I'm thinking of expanding my horizons by going to teach English in Japan. But first, I want to know if it's true. Can an average-looking American white guy clean up over there? With the Japanese ladies, I mean.
I'm glad I made up this question, because I've been wanting to talk about the demise of a cultural icon: the inexplicably popular white dude in Japan, a.k.a. the "Charisma Man."
Perhaps you've heard some version of his story: schlubby white guy-not always American, but almost always white in the retelling-goes to Japan, and poof. Women swoon. Bakersfield's Screech becomes Tokyo's Zach Morris.
The name "Charisma Man" comes from a late 1990s comic strip exploring this phenomenon. The comic follows the adventures of a (white) Canadian dork who becomes an Adonis in Tokyo. Charisma Man's mission is to bravely woo beautiful Japanese women while dodging the barbs of his arch-nemeses-busty western chicks who crack wise and call him a nerd on their Tumblrs.*

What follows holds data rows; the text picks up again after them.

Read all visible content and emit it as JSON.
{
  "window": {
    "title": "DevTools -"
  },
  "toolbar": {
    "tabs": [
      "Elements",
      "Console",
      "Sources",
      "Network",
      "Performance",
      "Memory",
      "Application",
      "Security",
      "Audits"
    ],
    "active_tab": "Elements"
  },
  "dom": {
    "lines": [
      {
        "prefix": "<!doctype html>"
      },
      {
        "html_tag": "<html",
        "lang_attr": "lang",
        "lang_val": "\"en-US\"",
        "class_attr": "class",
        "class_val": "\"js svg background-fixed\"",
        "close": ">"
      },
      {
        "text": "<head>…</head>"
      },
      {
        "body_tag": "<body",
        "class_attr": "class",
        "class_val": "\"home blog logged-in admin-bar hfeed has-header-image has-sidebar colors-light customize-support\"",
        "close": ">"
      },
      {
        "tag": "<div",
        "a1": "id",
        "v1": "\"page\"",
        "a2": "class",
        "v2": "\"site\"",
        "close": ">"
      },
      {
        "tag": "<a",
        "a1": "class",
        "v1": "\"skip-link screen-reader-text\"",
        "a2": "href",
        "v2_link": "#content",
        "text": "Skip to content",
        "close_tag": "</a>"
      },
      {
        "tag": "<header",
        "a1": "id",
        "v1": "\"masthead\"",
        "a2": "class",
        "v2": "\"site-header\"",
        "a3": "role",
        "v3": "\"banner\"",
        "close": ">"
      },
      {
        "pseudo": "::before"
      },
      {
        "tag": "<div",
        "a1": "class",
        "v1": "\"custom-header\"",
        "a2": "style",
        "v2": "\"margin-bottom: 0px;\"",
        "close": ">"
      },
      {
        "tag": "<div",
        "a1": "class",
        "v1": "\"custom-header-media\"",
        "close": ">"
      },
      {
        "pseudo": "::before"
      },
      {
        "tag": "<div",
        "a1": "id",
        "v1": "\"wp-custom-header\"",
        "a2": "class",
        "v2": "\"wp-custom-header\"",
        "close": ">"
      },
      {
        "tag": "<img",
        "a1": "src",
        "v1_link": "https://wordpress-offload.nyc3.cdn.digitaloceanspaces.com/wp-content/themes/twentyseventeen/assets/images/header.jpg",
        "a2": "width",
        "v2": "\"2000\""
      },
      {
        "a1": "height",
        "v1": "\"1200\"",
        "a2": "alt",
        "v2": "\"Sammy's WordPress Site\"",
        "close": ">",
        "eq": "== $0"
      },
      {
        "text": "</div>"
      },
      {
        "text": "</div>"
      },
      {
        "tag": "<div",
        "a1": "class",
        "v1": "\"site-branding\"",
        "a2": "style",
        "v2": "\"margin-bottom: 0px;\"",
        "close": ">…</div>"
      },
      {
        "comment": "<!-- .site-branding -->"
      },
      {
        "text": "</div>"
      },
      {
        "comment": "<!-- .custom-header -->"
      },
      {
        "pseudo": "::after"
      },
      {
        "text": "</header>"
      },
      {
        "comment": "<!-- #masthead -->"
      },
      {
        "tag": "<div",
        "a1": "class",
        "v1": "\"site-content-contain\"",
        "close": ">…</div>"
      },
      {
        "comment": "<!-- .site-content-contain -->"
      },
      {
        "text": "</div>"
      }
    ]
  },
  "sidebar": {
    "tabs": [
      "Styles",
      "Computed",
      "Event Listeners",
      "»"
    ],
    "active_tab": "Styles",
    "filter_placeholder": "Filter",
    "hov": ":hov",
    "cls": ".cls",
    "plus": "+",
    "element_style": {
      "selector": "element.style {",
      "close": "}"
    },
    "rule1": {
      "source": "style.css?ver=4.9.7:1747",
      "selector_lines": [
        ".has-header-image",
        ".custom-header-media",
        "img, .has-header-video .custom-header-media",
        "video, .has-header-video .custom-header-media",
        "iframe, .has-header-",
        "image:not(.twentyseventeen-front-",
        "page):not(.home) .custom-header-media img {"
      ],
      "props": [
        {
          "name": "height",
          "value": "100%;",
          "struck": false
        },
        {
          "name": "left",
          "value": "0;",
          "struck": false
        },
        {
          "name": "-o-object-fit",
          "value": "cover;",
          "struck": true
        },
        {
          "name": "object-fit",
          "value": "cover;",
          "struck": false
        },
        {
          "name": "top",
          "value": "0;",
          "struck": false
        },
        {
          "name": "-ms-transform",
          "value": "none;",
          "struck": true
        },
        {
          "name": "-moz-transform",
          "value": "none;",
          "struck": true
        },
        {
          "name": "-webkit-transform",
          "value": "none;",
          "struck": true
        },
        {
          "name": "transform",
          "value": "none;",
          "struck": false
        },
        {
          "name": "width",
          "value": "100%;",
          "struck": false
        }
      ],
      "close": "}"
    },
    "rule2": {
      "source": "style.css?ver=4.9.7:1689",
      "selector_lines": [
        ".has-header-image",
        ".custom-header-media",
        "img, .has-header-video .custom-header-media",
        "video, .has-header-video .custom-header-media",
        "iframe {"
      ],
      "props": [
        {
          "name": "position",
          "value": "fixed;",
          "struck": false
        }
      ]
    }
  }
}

A new "Charisma Man" book came out last month, but instead of celebrating the CM's continuing conquests, everyone seemed to be asking whatever the hell happened to that guy? Recently, the Japan Times website invited readers to share their thoughts on Charisma Man. Some submissions were essentially self-eulogies. (One example: "I remember how the Western women would openly lament how dire the dating scene was in Japan and give us guys the evil eye whenever we were spotted with our Japanese 'fan club' out for drinks." )
The truth is, no one is so impressed with foreigners here anymore. And within this subgroup of would-be Charisma Men from the west, the popularity of Americans-beta male or otherwise-is pretty low. (The JET program-which for 23 years has subsidized a year-long sushi party for a hoard of young, mostly Americans-is on the chopping block.) The Japanese government's increasingly tenuous relationship with the U.S. is echoed in the skepticism of my Japanese girlfriends who, when I introduce them to a guy from the States, have been known to lean in and whisper, "Is he really cool? Or just cool here?"

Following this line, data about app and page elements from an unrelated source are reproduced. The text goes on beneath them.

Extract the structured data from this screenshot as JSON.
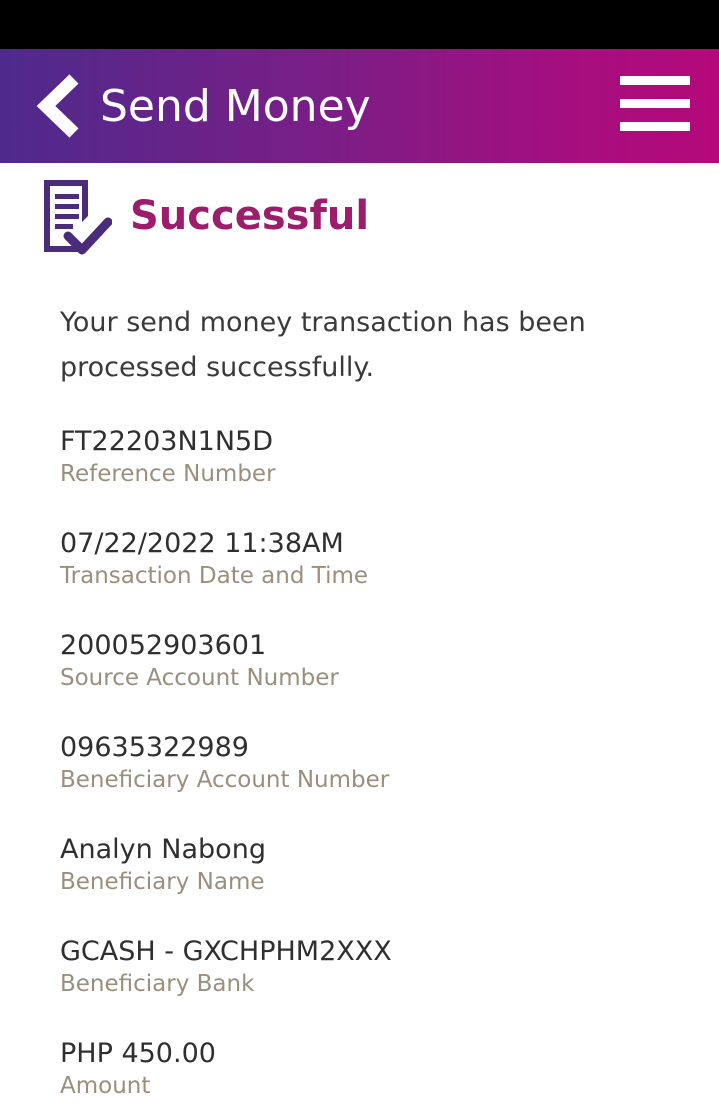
{
  "header": {
    "title": "Send Money"
  },
  "status": {
    "title": "Successful",
    "message": "Your send money transaction has been processed successfully."
  },
  "details": [
    {
      "value": "FT22203N1N5D",
      "label": "Reference Number"
    },
    {
      "value": "07/22/2022 11:38AM",
      "label": "Transaction Date and Time"
    },
    {
      "value": "200052903601",
      "label": "Source Account Number"
    },
    {
      "value": "09635322989",
      "label": "Beneficiary Account Number"
    },
    {
      "value": "Analyn Nabong",
      "label": "Beneficiary Name"
    },
    {
      "value": "GCASH - GXCHPHM2XXX",
      "label": "Beneficiary Bank"
    },
    {
      "value": "PHP 450.00",
      "label": "Amount"
    }
  ],
  "icons": {
    "back": "chevron-left-icon",
    "menu": "hamburger-menu-icon",
    "status": "receipt-check-icon"
  },
  "colors": {
    "header_gradient_start": "#4e2a8c",
    "header_gradient_end": "#b5097a",
    "status_title": "#9b1d6b",
    "icon": "#4b2c7a",
    "value_text": "#2f2f2f",
    "label_text": "#9a8f7f"
  }
}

To talk to veteran Charisma Men in Japan-and there are many, holed up in westerner bars, whereas 15 years ago they would have been peacocking around Roppongi Crossing-is to get a sense that you missed a critically important era. They will tell you about a time when otherness could still be leveraged into a few hours at the love hotel, and when the booming English conversation school business meant that almost any native speaker with the money for plane fare could become a sensei. With a fan club.

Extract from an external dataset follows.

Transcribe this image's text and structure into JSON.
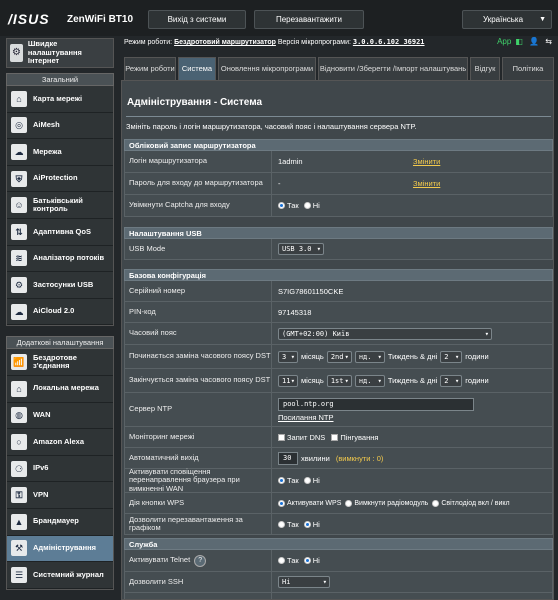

From a cynical perspective, this is the expat equivalent of Southern good ol' boys bullshitting about a time when being a white American male really meant something. More charitably, Charisma Men are just dreamers, pining for a beautiful bygone era when all the pretty girls plain loved America.
Retired Charisma Men always talk about moving somewhere else-maybe China, or Thailand, but rarely back home. There must be somewhere left in the world where even an asymmetrical dude from the states can be embraced without scorn or skepticism, right?
*"Charisma Man" touches on the idea that, while white men and women repress their mutual loathing in countries where they are the majority, in Japan the reality of their deep, long-standing hostility is on full display. White women think white men are losers capitalizing on their exotic status to get laid. White men think white women are fat, bitter, and abrasive. Both parties make excellent points.
Paige Ferrari lives in Tokyo.